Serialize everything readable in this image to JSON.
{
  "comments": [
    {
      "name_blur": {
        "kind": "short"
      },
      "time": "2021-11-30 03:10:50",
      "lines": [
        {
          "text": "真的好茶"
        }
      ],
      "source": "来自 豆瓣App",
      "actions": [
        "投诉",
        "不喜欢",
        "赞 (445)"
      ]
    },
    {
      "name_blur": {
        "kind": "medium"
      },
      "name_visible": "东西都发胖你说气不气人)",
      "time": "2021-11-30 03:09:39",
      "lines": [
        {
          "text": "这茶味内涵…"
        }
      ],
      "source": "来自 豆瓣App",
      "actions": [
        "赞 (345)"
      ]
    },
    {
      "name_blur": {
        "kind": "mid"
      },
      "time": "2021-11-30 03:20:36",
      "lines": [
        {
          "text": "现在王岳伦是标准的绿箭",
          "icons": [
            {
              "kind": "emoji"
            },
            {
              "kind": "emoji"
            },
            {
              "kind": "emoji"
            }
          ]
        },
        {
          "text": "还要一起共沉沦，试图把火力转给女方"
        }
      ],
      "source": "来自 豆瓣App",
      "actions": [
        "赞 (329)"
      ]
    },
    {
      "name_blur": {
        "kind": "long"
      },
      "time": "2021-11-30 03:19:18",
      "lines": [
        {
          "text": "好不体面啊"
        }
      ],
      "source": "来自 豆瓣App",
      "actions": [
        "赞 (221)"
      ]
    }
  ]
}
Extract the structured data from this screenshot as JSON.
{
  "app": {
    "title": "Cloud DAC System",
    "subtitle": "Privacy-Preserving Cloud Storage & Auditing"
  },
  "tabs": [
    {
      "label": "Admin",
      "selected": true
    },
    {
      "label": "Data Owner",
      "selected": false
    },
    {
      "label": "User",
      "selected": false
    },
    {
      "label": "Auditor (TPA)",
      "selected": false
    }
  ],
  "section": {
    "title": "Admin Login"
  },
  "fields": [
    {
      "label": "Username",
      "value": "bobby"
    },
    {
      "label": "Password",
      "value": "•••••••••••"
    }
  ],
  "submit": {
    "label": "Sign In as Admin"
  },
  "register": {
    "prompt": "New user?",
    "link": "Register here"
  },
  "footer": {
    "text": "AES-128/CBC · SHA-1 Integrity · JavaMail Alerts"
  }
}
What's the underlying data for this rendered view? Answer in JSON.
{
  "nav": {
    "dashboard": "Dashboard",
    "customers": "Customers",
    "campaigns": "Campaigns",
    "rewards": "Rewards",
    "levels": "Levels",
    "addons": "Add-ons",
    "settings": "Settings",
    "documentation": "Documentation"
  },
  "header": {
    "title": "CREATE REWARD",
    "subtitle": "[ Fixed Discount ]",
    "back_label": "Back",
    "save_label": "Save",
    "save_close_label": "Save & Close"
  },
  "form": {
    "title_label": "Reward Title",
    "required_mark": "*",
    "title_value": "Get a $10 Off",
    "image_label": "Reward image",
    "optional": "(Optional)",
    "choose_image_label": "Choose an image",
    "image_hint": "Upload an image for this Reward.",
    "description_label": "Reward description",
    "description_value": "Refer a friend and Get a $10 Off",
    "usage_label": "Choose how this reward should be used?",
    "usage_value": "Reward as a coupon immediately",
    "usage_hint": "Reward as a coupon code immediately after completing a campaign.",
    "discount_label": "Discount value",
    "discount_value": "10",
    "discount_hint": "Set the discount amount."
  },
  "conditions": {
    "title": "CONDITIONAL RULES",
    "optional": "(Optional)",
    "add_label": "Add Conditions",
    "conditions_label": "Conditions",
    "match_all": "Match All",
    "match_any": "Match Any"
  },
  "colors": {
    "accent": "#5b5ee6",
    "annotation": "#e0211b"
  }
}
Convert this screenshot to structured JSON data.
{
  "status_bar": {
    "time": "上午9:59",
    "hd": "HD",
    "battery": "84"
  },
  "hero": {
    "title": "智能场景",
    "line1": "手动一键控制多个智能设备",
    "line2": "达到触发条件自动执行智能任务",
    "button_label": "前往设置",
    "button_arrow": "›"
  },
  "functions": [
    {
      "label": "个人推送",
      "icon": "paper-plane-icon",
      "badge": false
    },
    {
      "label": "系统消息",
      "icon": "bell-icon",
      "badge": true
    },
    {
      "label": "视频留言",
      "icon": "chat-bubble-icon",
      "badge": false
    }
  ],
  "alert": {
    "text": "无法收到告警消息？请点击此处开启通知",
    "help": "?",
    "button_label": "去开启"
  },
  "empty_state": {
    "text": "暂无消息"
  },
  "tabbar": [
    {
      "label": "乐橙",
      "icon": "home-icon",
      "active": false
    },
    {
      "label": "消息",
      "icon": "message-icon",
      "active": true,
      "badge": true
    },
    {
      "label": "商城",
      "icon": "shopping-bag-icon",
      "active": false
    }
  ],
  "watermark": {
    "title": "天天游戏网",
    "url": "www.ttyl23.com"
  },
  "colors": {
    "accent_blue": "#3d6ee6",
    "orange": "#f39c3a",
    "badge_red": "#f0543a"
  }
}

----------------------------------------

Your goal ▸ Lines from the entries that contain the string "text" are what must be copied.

Solution for this task ▸
          "text": "真的好茶"
          "text": "这茶味内涵…"
          "text": "现在王岳伦是标准的绿箭",
          "text": "还要一起共沉沦，试图把火力转给女方"
          "text": "好不体面啊"
    "text": "AES-128/CBC · SHA-1 Integrity · JavaMail Alerts"
    "text": "无法收到告警消息？请点击此处开启通知",
    "text": "暂无消息"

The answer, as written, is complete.